__TASK DESCRIPTION__.
Scan the records below, and wherever a line has the word "Producto", pull it out.

__PROVIDED MATERIAL__.
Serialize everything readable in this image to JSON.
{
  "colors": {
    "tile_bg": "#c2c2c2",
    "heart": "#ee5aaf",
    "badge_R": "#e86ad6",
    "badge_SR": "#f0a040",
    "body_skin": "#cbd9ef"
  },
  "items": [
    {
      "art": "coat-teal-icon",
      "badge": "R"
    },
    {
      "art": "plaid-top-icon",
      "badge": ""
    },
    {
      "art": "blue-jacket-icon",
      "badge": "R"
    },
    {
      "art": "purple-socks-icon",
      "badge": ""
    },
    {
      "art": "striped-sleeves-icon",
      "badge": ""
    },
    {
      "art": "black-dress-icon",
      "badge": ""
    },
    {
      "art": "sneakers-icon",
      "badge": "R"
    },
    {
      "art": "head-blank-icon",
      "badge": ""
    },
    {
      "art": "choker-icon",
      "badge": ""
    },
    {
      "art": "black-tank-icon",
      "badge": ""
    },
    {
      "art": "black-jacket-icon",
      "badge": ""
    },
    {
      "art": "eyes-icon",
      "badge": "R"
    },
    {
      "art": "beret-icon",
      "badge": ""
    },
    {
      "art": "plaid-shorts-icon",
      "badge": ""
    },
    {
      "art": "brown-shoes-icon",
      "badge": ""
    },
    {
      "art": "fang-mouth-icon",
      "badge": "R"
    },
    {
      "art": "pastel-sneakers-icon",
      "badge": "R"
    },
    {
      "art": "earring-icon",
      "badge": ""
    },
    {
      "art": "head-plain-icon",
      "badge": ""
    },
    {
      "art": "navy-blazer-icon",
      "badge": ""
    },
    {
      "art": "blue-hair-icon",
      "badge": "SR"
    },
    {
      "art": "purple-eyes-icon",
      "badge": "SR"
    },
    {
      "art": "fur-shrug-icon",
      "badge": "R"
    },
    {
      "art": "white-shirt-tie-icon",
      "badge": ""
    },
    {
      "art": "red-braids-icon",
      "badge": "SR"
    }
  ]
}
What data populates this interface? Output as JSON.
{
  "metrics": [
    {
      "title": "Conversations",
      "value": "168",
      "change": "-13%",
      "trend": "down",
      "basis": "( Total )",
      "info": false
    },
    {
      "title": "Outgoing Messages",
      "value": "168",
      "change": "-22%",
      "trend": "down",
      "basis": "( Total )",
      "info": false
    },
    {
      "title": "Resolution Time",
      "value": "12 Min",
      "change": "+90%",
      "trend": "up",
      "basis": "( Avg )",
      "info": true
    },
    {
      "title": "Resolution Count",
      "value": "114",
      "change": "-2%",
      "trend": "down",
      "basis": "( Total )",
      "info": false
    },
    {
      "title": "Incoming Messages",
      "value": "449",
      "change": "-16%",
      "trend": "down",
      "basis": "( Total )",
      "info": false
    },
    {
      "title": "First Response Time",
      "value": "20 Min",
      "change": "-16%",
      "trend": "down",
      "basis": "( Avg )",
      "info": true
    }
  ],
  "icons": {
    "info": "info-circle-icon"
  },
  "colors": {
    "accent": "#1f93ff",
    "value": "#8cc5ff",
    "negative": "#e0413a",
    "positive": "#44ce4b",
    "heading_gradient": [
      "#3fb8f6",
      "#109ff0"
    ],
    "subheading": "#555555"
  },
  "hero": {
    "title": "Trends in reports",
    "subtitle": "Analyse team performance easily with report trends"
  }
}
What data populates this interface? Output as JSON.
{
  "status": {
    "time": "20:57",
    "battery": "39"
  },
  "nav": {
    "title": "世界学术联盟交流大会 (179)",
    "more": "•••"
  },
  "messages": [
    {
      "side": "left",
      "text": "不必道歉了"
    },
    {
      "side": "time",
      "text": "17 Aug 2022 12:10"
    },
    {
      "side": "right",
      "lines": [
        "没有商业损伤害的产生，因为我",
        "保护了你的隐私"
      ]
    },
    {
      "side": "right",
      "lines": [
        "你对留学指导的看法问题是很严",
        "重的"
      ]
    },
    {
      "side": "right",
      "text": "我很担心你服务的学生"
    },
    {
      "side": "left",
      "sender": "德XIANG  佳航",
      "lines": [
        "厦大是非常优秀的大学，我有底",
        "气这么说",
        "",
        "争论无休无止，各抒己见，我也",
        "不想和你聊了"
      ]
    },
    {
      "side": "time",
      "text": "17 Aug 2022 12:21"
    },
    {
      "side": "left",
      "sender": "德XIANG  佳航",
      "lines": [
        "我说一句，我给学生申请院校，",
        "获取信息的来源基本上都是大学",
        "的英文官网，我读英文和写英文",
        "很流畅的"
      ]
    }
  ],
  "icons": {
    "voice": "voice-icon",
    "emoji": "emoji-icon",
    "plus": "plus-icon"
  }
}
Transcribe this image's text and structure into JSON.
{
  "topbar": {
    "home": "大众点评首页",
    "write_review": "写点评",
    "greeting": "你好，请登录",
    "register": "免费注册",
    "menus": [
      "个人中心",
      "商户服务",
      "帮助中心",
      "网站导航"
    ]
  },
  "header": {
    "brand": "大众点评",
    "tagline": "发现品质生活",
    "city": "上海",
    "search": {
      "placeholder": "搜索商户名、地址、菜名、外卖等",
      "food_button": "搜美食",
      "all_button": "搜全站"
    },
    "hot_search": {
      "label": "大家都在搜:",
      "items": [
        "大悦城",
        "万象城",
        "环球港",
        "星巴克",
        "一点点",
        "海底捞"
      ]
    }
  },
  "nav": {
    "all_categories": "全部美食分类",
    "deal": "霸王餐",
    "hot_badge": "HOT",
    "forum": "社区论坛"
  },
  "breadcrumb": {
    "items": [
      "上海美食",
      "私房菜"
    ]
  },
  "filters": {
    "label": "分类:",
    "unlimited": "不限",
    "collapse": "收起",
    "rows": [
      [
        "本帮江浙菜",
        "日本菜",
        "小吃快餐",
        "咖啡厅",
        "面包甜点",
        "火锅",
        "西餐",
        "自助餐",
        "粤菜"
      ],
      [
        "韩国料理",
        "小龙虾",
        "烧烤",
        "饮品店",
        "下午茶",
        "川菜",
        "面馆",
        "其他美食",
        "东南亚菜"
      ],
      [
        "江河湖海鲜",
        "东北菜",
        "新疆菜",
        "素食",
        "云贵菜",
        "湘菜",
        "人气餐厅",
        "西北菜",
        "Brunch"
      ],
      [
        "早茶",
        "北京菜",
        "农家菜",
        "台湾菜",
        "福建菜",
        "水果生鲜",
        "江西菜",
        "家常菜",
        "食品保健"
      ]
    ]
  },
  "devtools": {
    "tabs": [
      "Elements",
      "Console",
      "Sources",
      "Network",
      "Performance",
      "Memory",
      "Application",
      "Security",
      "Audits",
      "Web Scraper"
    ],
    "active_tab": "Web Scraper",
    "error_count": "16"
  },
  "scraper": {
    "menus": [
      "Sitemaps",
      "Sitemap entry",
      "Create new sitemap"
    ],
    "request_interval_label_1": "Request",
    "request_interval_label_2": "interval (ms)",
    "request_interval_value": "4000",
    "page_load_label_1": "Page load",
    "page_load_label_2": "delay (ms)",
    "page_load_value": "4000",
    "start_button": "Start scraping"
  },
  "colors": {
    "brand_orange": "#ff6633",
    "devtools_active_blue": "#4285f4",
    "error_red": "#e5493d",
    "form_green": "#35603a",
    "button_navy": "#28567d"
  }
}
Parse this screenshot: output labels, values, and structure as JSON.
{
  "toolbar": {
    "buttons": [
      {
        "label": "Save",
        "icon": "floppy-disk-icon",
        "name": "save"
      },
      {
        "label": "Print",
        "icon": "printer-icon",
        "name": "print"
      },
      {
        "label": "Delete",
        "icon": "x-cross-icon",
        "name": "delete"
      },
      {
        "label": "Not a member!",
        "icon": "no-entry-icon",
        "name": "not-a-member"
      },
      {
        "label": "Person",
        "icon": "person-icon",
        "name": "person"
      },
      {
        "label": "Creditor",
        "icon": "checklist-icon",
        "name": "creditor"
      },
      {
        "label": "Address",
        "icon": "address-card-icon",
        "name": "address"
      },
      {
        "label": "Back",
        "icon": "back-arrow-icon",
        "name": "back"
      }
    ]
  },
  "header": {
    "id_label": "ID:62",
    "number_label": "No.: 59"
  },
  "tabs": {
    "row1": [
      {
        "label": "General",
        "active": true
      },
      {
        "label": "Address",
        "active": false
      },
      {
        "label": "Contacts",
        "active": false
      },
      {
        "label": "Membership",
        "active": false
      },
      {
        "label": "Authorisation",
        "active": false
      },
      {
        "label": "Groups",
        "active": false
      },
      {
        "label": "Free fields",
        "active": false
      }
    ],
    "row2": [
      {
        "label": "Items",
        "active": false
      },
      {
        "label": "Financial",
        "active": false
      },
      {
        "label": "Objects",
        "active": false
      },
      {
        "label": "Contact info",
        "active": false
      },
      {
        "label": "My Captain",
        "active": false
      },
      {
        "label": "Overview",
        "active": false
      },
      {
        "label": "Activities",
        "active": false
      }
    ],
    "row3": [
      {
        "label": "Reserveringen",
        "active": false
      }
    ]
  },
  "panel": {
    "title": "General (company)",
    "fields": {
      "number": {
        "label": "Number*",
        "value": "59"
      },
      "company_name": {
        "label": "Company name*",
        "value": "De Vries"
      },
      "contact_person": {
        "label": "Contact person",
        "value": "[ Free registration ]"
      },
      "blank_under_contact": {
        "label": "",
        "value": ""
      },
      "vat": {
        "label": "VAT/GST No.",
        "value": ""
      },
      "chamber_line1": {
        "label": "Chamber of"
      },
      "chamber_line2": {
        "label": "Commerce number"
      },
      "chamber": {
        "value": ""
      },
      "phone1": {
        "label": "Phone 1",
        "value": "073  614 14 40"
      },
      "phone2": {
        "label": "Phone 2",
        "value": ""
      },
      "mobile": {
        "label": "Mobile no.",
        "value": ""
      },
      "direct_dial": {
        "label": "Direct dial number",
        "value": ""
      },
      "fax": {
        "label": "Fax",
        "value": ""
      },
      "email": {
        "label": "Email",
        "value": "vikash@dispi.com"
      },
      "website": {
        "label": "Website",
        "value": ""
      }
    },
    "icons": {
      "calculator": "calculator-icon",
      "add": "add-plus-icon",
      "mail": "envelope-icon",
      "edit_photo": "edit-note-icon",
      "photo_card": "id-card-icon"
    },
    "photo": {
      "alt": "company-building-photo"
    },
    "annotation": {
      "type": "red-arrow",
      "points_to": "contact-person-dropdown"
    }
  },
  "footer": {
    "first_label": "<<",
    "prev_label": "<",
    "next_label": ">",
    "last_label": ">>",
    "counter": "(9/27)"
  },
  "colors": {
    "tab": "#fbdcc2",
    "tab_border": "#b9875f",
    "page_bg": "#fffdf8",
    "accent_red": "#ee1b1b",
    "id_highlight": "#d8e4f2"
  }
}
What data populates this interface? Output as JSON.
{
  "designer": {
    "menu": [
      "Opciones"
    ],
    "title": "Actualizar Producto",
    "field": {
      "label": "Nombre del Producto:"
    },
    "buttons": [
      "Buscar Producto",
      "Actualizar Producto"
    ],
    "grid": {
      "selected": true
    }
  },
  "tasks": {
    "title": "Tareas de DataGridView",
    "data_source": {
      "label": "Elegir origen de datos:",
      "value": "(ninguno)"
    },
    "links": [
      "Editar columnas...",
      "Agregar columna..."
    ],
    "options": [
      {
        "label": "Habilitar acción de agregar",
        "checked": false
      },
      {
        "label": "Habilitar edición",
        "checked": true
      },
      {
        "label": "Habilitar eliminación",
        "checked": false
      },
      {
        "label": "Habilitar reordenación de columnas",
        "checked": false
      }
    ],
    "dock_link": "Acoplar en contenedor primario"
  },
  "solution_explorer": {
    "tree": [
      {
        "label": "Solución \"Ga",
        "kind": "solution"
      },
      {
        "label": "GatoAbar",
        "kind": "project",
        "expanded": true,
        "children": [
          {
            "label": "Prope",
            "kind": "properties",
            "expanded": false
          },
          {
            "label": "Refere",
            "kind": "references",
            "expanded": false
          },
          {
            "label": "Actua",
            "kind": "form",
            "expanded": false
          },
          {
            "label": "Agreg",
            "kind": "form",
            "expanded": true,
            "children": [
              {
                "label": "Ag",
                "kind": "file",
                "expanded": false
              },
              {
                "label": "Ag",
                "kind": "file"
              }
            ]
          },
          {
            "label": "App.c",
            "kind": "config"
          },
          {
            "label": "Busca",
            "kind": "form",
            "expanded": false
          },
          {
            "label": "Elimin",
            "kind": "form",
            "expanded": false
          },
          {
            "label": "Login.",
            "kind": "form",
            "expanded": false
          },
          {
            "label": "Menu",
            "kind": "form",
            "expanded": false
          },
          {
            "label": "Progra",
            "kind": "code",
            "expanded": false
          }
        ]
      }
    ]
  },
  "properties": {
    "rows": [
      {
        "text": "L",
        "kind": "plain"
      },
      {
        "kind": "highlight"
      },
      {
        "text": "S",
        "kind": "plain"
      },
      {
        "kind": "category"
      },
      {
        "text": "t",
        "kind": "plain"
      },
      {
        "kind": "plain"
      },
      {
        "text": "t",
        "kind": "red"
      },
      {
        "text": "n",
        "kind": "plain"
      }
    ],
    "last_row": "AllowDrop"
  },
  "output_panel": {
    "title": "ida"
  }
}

__YOUR SOLUTION__.
    "title": "Actualizar Producto",
      "label": "Nombre del Producto:"
      "Buscar Producto",
      "Actualizar Producto"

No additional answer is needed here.